There's been a long road leading to the nomination of a Republican candidate for Morris County Freeholder in this year's election. And that road isn't at its end.
Last week, the county's Republican Committee held a s.
The special election occurred only because a judge had just t, whose own victory had been similarly razor-thin. The judge ruled a campaign donation reporting violation and testimony about voter fraud in Parsippany made the election results invalid.
But Monday, the New Jersey Election Law Enforcement Commission said it wants to intervene in the court case, because, according to ELEC executive director Jeff Brindle, "no election has ever been overturned because of a 48-hour filing violation."
The action comes on a day when ballots were being prepared with Nordstrom's name on them.

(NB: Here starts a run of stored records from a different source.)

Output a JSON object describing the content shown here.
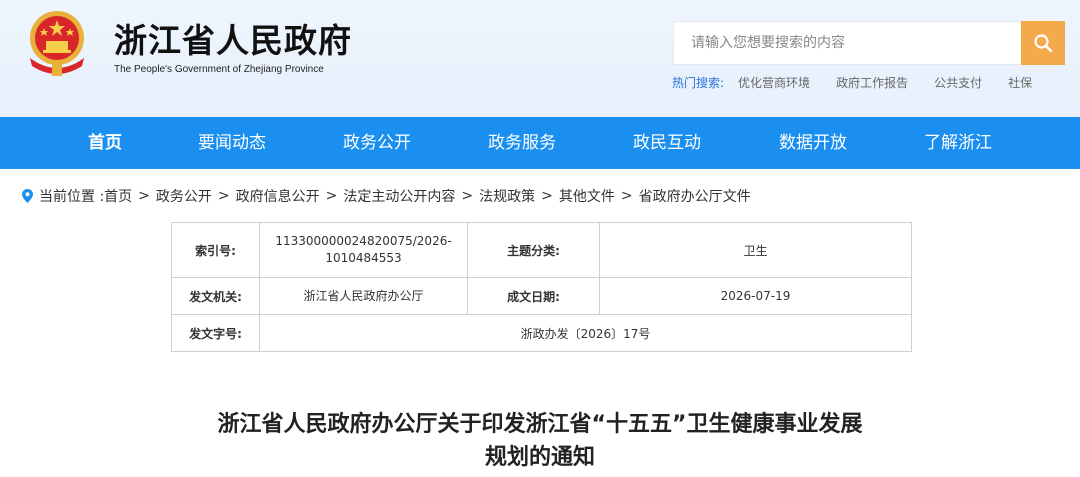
{
  "header": {
    "site_title": "浙江省人民政府",
    "site_subtitle": "The People's Government of Zhejiang Province",
    "emblem_icon": "national-emblem-icon"
  },
  "search": {
    "placeholder": "请输入您想要搜索的内容",
    "value": "",
    "button_icon": "search-icon",
    "button_color": "#f4aa4b"
  },
  "hot_search": {
    "label": "热门搜索:",
    "items": [
      "优化营商环境",
      "政府工作报告",
      "公共支付",
      "社保"
    ]
  },
  "nav": {
    "color": "#1a8ff0",
    "items": [
      {
        "label": "首页",
        "active": true
      },
      {
        "label": "要闻动态"
      },
      {
        "label": "政务公开"
      },
      {
        "label": "政务服务"
      },
      {
        "label": "政民互动"
      },
      {
        "label": "数据开放"
      },
      {
        "label": "了解浙江"
      }
    ]
  },
  "breadcrumb": {
    "prefix": "当前位置 :",
    "icon": "location-pin-icon",
    "items": [
      "首页",
      "政务公开",
      "政府信息公开",
      "法定主动公开内容",
      "法规政策",
      "其他文件",
      "省政府办公厅文件"
    ],
    "separator": ">"
  },
  "meta": {
    "index_label": "索引号:",
    "index_value": "113300000024820075/2026-1010484553",
    "topic_label": "主题分类:",
    "topic_value": "卫生",
    "issuer_label": "发文机关:",
    "issuer_value": "浙江省人民政府办公厅",
    "date_label": "成文日期:",
    "date_value": "2026-07-19",
    "docno_label": "发文字号:",
    "docno_value": "浙政办发〔2026〕17号"
  },
  "document": {
    "title_line1": "浙江省人民政府办公厅关于印发浙江省“十五五”卫生健康事业发展",
    "title_line2": "规划的通知"
  }
}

She won the special county committee vote 213-208.
Brindle said that the court's ruling could jeapordize ELEC's ability to enforce campaign finance laws. He said the law court has no authority to impose such a penalty for a filing violation that occurs regularly in New Jersey elections.

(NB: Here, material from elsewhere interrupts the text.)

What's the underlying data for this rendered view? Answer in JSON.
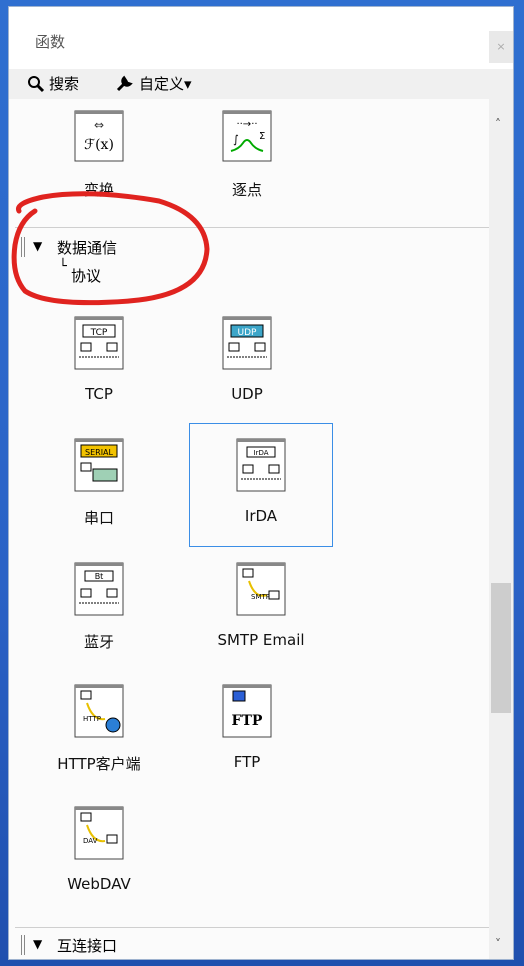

"The lower court's ruling has the strong possibility to negatively affect the ability of the commission's legislative mandate of primary jurisdiction"—that is administering the Campaign Reporting Act—Brindle said in a letter to the state appellate division.
In the motion to the court, ELEC said that the ruling has the potential of creating "chaos" among candidates and their campaigns.
The request means that one more set of hearings could delay the eventual verification of a GOP freeholder candidate, to face Democrat Truscha Quattrone in November.
The appeals court has twice rejected emergent appeals by Lyon's campaign, but the overall appeals case is pending.
Lyon of Montville appeared to have a 10-point lead over Nordstrom of Washington Township after the primary election. After a recount, the margin dropped to six votes, but Nordstrom filed an election contest.
Nordstrom argued that Lyon's father made an illegal $16,000 campaign donation that hadn't been properly reported—and said that if she'd known about the donation and the last-minute fliers it funded, she would have countered with her own campaign materials. Her attorney also pointed to testimony suggesting 32 votes were cast illegally in Parsippany.
Superior Court Assignment Judge Thomas Weisenbeck nullified Lyon's victory, saying the factors casting doubt on the election's integrity "satisfied the remedy sought by the petitioner, i.e. setting aside the election."
Weisenbeck said that the $16,000 contribution, far above the legal limit of $1,200, represented 79 percent of the funds available to the campaign, and without the legal notice, Nordstrom was unable to adequately respond to an attack flyer.
The judge said that Nordstrom's testimony revealed "how significantly this failure to file impacted her campaign strategy. ... Given the excessive contribution from (Lyon's) father, it can not be said that his candidacy and election were free from illegal acts."
Weisenbeck said ELEC lacked the statutory authority to impose the remedy of an overturned election. He did, however, refer the matter to the election panel for review.
In its motion for intervention, ELEC said the law does not allow for the overturning of an election as remedy for a 48-hour violation.
"This is vastly inconsistent with the monetary penalty" in place, ELEC said. The maximum fine under ELEC is $6,800 per offense.
Lyon's attorney, Sean Connelly, said ELEC in essence agreed with his side's interpretation of the law. He had argued that the campaign contribution and filing violations were under the preview of ELEC, not the Superior Court,
Connelly said he was disappointed the appeals court turned down the second emergent appeal.
Nordstrom's attorney, Alan Zakin, said that he had no problem with ELEC seeking jurisdiction over the issues that commonly come before it. But Weisenbeck had ruled there were two issues before him—the illegal votes and the improper contribution.
Zakin agreed with Weisenbeck that ELEC can not overturn an election for such concerns unless the candidate received at least $50,000 in contributions and the funds had a significant impact on the election.
Bindle said that ELEC has never imposed that penalty.